_TASK PROMPT_: From the records below, take each line where the string "JSON" shows up and copy it.

_DATA_:
┄┄┄┄┄┄
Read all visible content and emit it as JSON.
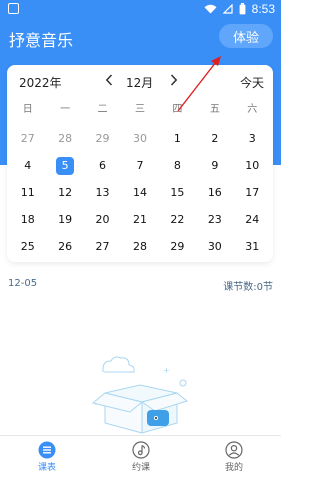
{
  "status": {
    "time": "8:53"
  },
  "header": {
    "title": "抒意音乐",
    "trial_label": "体验"
  },
  "calendar": {
    "year": "2022年",
    "month": "12月",
    "today_label": "今天",
    "weekdays": [
      "日",
      "一",
      "二",
      "三",
      "四",
      "五",
      "六"
    ],
    "weeks": [
      [
        {
          "d": "27",
          "m": true
        },
        {
          "d": "28",
          "m": true
        },
        {
          "d": "29",
          "m": true
        },
        {
          "d": "30",
          "m": true
        },
        {
          "d": "1"
        },
        {
          "d": "2"
        },
        {
          "d": "3"
        }
      ],
      [
        {
          "d": "4"
        },
        {
          "d": "5",
          "s": true
        },
        {
          "d": "6"
        },
        {
          "d": "7"
        },
        {
          "d": "8"
        },
        {
          "d": "9"
        },
        {
          "d": "10"
        }
      ],
      [
        {
          "d": "11"
        },
        {
          "d": "12"
        },
        {
          "d": "13"
        },
        {
          "d": "14"
        },
        {
          "d": "15"
        },
        {
          "d": "16"
        },
        {
          "d": "17"
        }
      ],
      [
        {
          "d": "18"
        },
        {
          "d": "19"
        },
        {
          "d": "20"
        },
        {
          "d": "21"
        },
        {
          "d": "22"
        },
        {
          "d": "23"
        },
        {
          "d": "24"
        }
      ],
      [
        {
          "d": "25"
        },
        {
          "d": "26"
        },
        {
          "d": "27"
        },
        {
          "d": "28"
        },
        {
          "d": "29"
        },
        {
          "d": "30"
        },
        {
          "d": "31"
        }
      ]
    ]
  },
  "schedule": {
    "date": "12-05",
    "count": "课节数:0节"
  },
  "tabs": [
    {
      "label": "课表",
      "icon": "list-icon",
      "active": true
    },
    {
      "label": "约课",
      "icon": "music-note-icon",
      "active": false
    },
    {
      "label": "我的",
      "icon": "profile-icon",
      "active": false
    }
  ],
  "colors": {
    "accent": "#3a8ff7",
    "annotation_arrow": "#e02020"
  }
}
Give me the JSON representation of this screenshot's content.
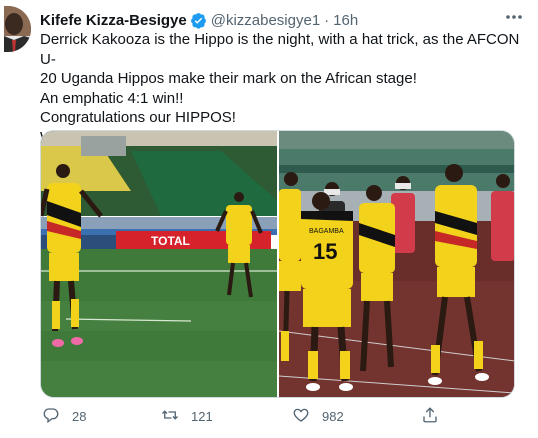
{
  "tweet": {
    "author_name": "Kifefe Kizza-Besigye",
    "handle": "@kizzabesigye1",
    "separator": "·",
    "time": "16h",
    "lines": [
      "Derrick Kakooza is the Hippo is the night, with a hat trick, as the AFCON U-",
      "20 Uganda Hippos make their mark on the African stage!",
      "An emphatic 4:1 win!!",
      "Congratulations our HIPPOS!",
      "We go, we go.. for the cup!"
    ],
    "media": {
      "left_ad_board_text": "TOTAL",
      "right_shirt_name": "BAGAMBA",
      "right_shirt_number": "15"
    },
    "stats": {
      "replies": "28",
      "retweets": "121",
      "likes": "982"
    }
  },
  "colors": {
    "verified_badge": "#1d9bf0",
    "secondary_text": "#536471",
    "jersey_yellow": "#f2d21a",
    "pitch_green": "#3f7a3a"
  },
  "icons": [
    "verified-badge-icon",
    "more-icon",
    "reply-icon",
    "retweet-icon",
    "like-icon",
    "share-icon"
  ]
}
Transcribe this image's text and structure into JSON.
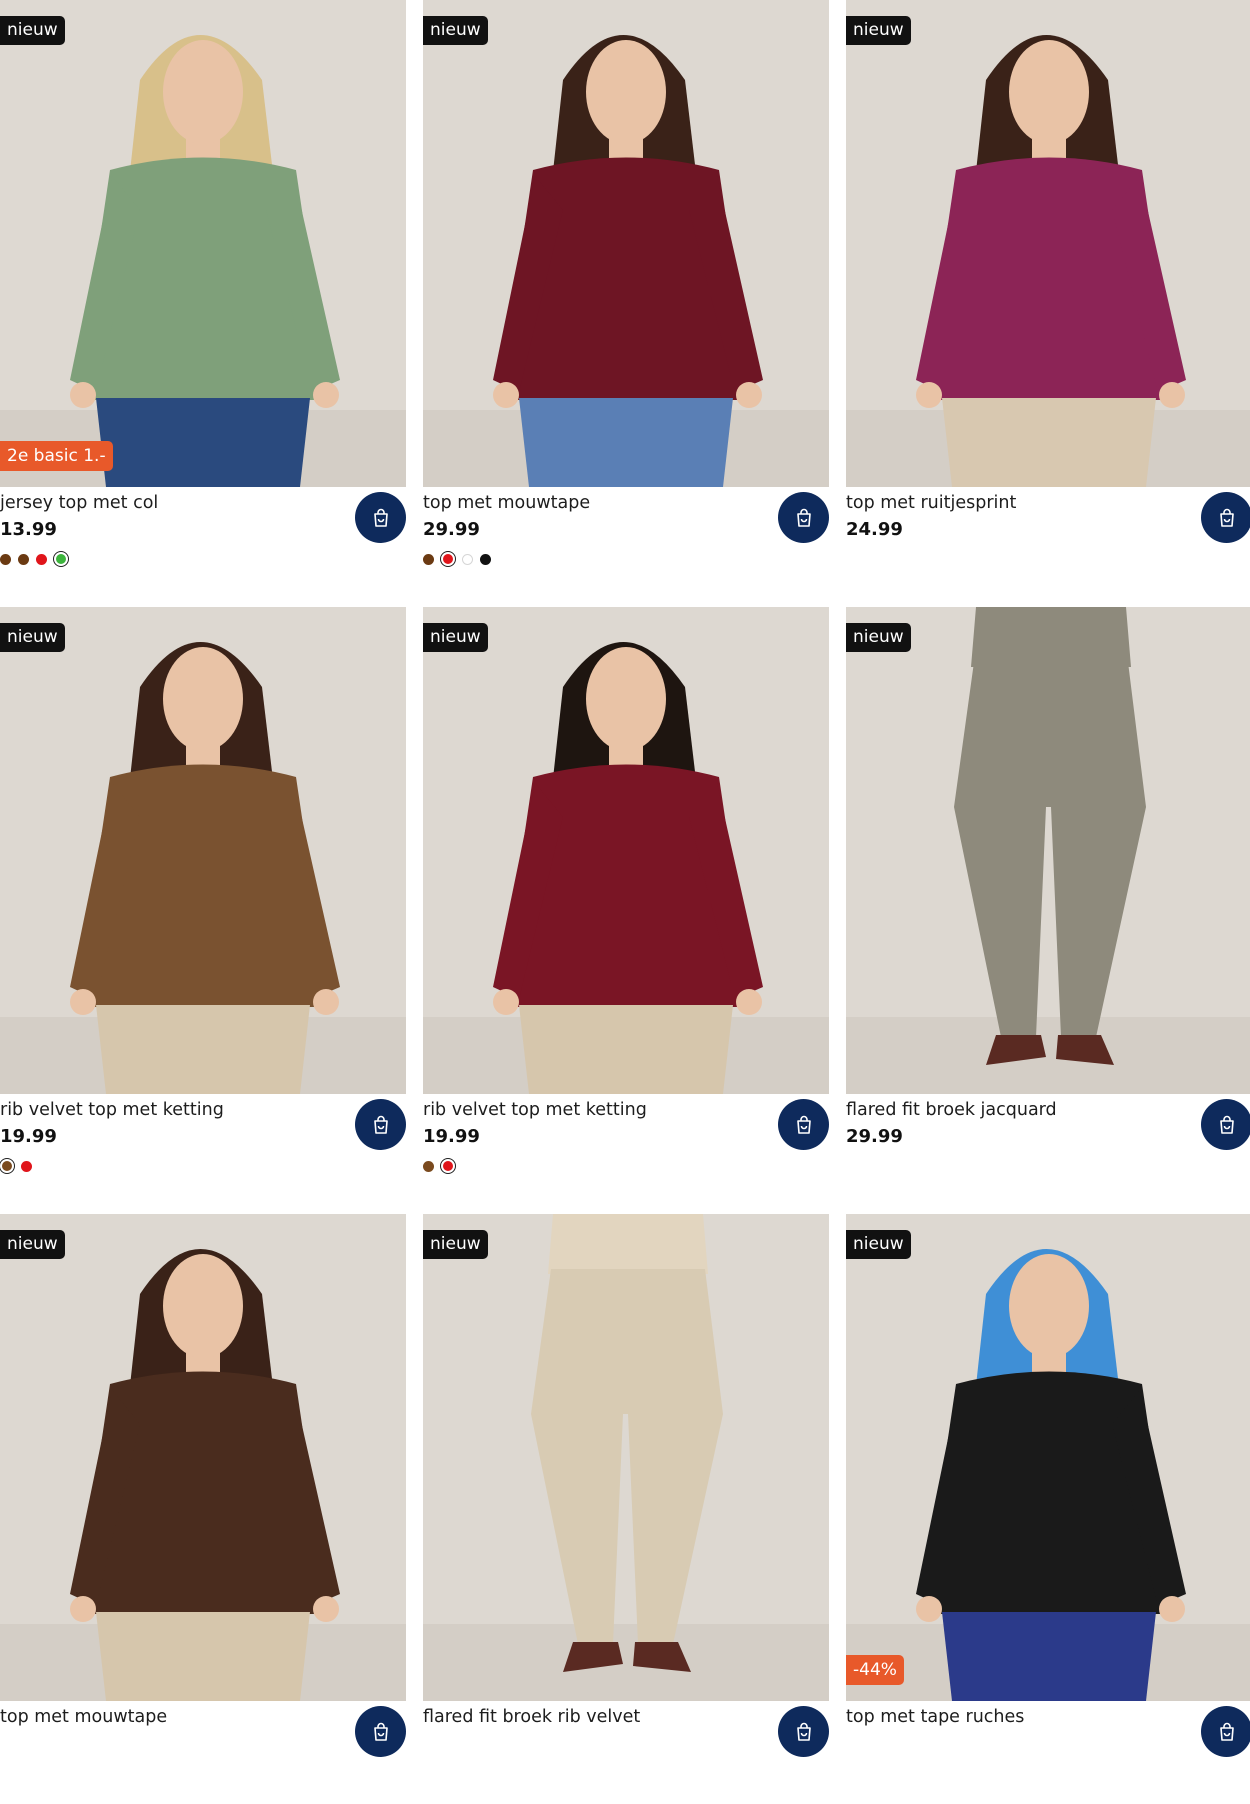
{
  "colors": {
    "cart_button": "#0e2a5c",
    "new_badge": "#111111",
    "promo_badge": "#e8592a"
  },
  "products": [
    {
      "badge": "nieuw",
      "promo": "2e basic 1.-",
      "name": "jersey top met col",
      "price": "13.99",
      "swatches": [
        "#6b3a12",
        "#6b3a12",
        "#e0151b",
        "#3cb43c"
      ],
      "selected_swatch": 3,
      "top_color": "#7fa07a",
      "bottom_color": "#2a4a7e",
      "hair_color": "#d8c08a",
      "bg_color": "#ded9d2"
    },
    {
      "badge": "nieuw",
      "name": "top met mouwtape",
      "price": "29.99",
      "swatches": [
        "#6b3a12",
        "#e0151b",
        "#ffffff",
        "#111111"
      ],
      "selected_swatch": 1,
      "top_color": "#6e1524",
      "bottom_color": "#5a7fb5",
      "hair_color": "#3a2218",
      "bg_color": "#ddd8d1"
    },
    {
      "badge": "nieuw",
      "name": "top met ruitjesprint",
      "price": "24.99",
      "swatches": [],
      "top_color": "#8c2456",
      "bottom_color": "#d8c8b0",
      "hair_color": "#3a2218",
      "bg_color": "#ddd8d1"
    },
    {
      "badge": "nieuw",
      "name": "rib velvet top met ketting",
      "price": "19.99",
      "swatches": [
        "#7a4a1e",
        "#e0151b"
      ],
      "selected_swatch": 0,
      "top_color": "#7a5230",
      "bottom_color": "#d6c6ac",
      "hair_color": "#3a2218",
      "bg_color": "#ddd8d1"
    },
    {
      "badge": "nieuw",
      "name": "rib velvet top met ketting",
      "price": "19.99",
      "swatches": [
        "#7a4a1e",
        "#e0151b"
      ],
      "selected_swatch": 1,
      "top_color": "#7a1525",
      "bottom_color": "#d6c6ac",
      "hair_color": "#1e1510",
      "bg_color": "#ddd8d1"
    },
    {
      "badge": "nieuw",
      "name": "flared fit broek jacquard",
      "price": "29.99",
      "swatches": [],
      "top_color": "#8e8a7c",
      "bottom_color": "#8e8a7c",
      "hair_color": "#8e8a7c",
      "bg_color": "#ddd8d1"
    },
    {
      "badge": "nieuw",
      "name": "top met mouwtape",
      "price": "",
      "swatches": [],
      "top_color": "#4a2c1e",
      "bottom_color": "#d6c6ac",
      "hair_color": "#3a2218",
      "bg_color": "#ddd8d1"
    },
    {
      "badge": "nieuw",
      "name": "flared fit broek rib velvet",
      "price": "",
      "swatches": [],
      "top_color": "#e2d5bf",
      "bottom_color": "#d8cbb3",
      "hair_color": "#e2d5bf",
      "bg_color": "#ddd8d1"
    },
    {
      "badge": "nieuw",
      "promo": "-44%",
      "name": "top met tape ruches",
      "price": "",
      "swatches": [],
      "top_color": "#1a1a1a",
      "bottom_color": "#2b3a8a",
      "hair_color": "#3f8fd6",
      "bg_color": "#ddd8d1"
    }
  ],
  "icons": {
    "cart": "shopping-bag-icon"
  }
}
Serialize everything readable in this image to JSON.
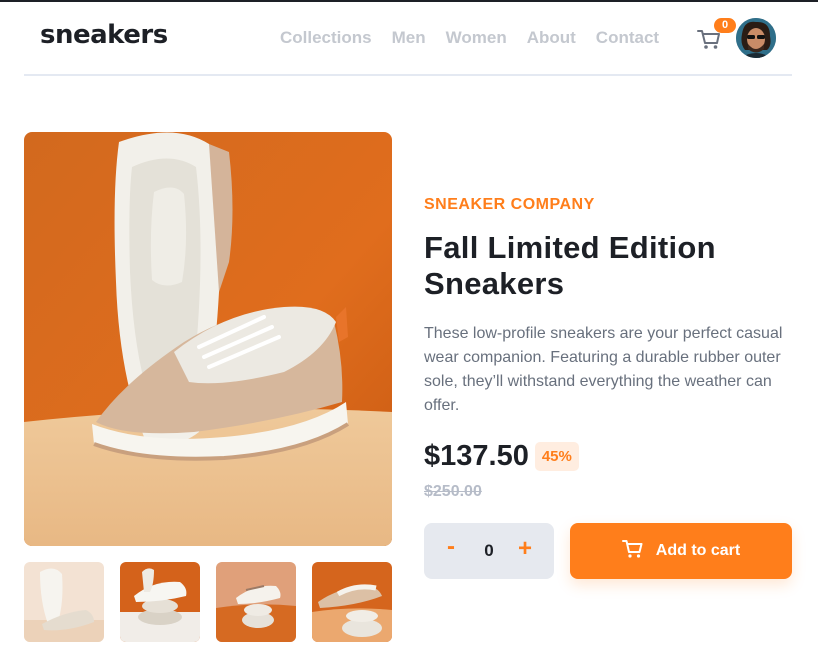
{
  "brand": {
    "logo": "sneakers"
  },
  "nav": {
    "items": [
      "Collections",
      "Men",
      "Women",
      "About",
      "Contact"
    ]
  },
  "cart": {
    "count": "0",
    "icon": "cart-icon"
  },
  "user": {
    "avatar": "avatar"
  },
  "product": {
    "company": "SNEAKER COMPANY",
    "title": "Fall Limited Edition Sneakers",
    "description": "These low-profile sneakers are your perfect casual wear companion. Featuring a durable rubber outer sole, they’ll withstand everything the weather can offer.",
    "price": "$137.50",
    "discount": "45%",
    "old_price": "$250.00"
  },
  "quantity": {
    "minus": "-",
    "value": "0",
    "plus": "+"
  },
  "actions": {
    "add_to_cart": "Add to cart"
  },
  "colors": {
    "accent": "#ff7e1b",
    "accent_pale": "#ffede0",
    "text": "#1d2026",
    "muted": "#68707d"
  }
}
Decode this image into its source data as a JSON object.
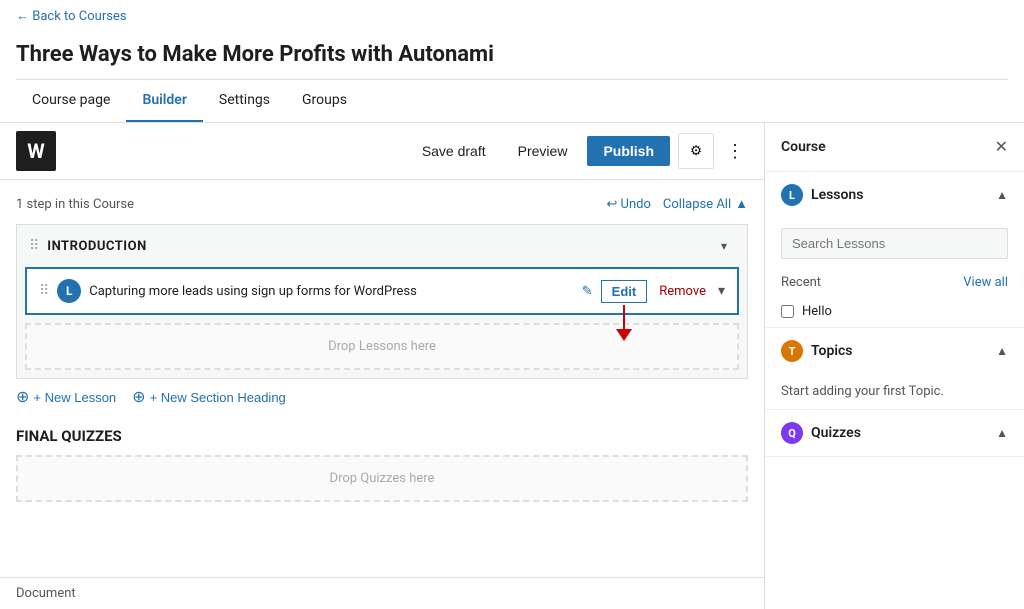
{
  "back_link": "← Back to Courses",
  "page_title": "Three Ways to Make More Profits with Autonami",
  "tabs": [
    {
      "id": "course-page",
      "label": "Course page",
      "active": false
    },
    {
      "id": "builder",
      "label": "Builder",
      "active": true
    },
    {
      "id": "settings",
      "label": "Settings",
      "active": false
    },
    {
      "id": "groups",
      "label": "Groups",
      "active": false
    }
  ],
  "toolbar": {
    "wp_logo": "W",
    "save_draft_label": "Save draft",
    "preview_label": "Preview",
    "publish_label": "Publish",
    "gear_icon": "⚙",
    "more_icon": "⋮"
  },
  "builder": {
    "step_count": "1 step in this Course",
    "undo_label": "↩ Undo",
    "collapse_all_label": "Collapse All",
    "section_title": "INTRODUCTION",
    "lesson": {
      "icon_letter": "L",
      "title": "Capturing more leads using sign up forms for WordPress",
      "edit_label": "Edit",
      "remove_label": "Remove"
    },
    "drop_lessons_label": "Drop Lessons here",
    "add_new_lesson_label": "+ New Lesson",
    "add_new_section_label": "+ New Section Heading",
    "final_quizzes_title": "FINAL QUIZZES",
    "drop_quizzes_label": "Drop Quizzes here"
  },
  "sidebar": {
    "title": "Course",
    "close_icon": "✕",
    "sections": [
      {
        "id": "lessons",
        "icon_letter": "L",
        "icon_color": "#2271b1",
        "label": "Lessons",
        "search_placeholder": "Search Lessons",
        "recent_label": "Recent",
        "view_all_label": "View all",
        "items": [
          {
            "label": "Hello"
          }
        ],
        "empty_msg": null
      },
      {
        "id": "topics",
        "icon_letter": "T",
        "icon_color": "#d97706",
        "label": "Topics",
        "empty_msg": "Start adding your first Topic."
      },
      {
        "id": "quizzes",
        "icon_letter": "Q",
        "icon_color": "#7c3aed",
        "label": "Quizzes",
        "empty_msg": null
      }
    ]
  },
  "bottom_bar": {
    "label": "Document"
  }
}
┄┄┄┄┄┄
_RESULT FOR THIS EXERCISE_:
Read all visible content and emit it as JSON.
Give me the JSON representation of this screenshot's content.
Transcribe this image's text and structure into JSON.
Serialize everything readable in this image to JSON.
Decode this image into its source data as a JSON object.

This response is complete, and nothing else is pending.